When David Bowie was offered the part of alien humanoid Thomas Jerome Newton the planets were clearly in alignment…
“It certainly did fit in with his persona at the time, this asexual being,” the film’s director of photography Tony Richmond tells That Film Thing. “It was a pretty weird time, as he would have seven to eight hours in make-up in those days. He’d start at three o’clock in the morning, lying in a dentist’s chair where they’d go to work on him for hours and hours.”
Based on the novel by Walter Tevis, the movie tells the story of Newton’s rise to build a huge business empire to fund the saving of his drought-affected home planet. Yet his good intentions are thwarted when the pressure of the modern world and loneliness take their toll as he falls prey to drink, temptation and the machinations of business rivals and the government.

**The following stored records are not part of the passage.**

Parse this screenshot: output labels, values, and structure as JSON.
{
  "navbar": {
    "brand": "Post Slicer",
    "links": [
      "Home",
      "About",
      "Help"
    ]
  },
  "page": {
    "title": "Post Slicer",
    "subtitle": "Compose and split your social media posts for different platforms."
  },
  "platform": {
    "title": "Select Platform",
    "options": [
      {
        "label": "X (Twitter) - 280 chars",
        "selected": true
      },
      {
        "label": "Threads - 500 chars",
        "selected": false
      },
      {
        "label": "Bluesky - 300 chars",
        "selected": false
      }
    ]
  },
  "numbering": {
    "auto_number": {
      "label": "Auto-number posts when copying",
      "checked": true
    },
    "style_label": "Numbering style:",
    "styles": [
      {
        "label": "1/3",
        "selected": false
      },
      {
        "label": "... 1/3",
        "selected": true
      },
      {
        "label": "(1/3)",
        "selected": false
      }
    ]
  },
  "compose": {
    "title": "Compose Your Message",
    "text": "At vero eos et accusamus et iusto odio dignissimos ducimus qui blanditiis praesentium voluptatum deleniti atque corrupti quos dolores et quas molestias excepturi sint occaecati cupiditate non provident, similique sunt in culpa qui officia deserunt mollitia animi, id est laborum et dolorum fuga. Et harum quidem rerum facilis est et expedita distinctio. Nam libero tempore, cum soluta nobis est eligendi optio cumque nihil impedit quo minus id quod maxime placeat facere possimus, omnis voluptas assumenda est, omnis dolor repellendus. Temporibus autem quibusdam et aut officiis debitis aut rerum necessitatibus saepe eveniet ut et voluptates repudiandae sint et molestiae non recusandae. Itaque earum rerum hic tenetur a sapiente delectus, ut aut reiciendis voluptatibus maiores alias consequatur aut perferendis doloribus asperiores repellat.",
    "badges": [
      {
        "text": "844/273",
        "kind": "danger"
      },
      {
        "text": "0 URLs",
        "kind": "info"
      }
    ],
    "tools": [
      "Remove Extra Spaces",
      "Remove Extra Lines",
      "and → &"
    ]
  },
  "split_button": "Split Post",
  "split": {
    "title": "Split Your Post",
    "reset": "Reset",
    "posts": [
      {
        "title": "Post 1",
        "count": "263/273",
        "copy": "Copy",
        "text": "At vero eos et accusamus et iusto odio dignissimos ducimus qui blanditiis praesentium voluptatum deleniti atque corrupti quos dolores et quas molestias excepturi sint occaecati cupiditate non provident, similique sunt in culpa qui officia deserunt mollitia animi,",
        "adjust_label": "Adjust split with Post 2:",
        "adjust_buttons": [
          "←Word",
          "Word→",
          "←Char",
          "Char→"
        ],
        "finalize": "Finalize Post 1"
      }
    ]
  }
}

Richmond contributes to one of the three new interviews filmed for the 4 April release of the restored film on Blu-ray, alongside the prevously released Nicolas Roeg interview and ‘Watching The Alien’ Making Of documentary.
He’s also happy to set the record straight about a few myths around the movie’s shoot: that it was beset by camera problems and disgruntled locals…
“It’s funny because I read that somewhere about a month ago, but there weren’t any difficulties at all,” Richmond says. “The only thing we kept losing were the zoom controls, that’s all – we had to keep replacing them and it wasn’t even that much of a problem. We didn’t have any camera troubles at all, so I don’t know where that came from!”
The Man Who Fell To Earth is released on Blu-ray in the UK on 4 April 2011 by Optimum Home Entertainment.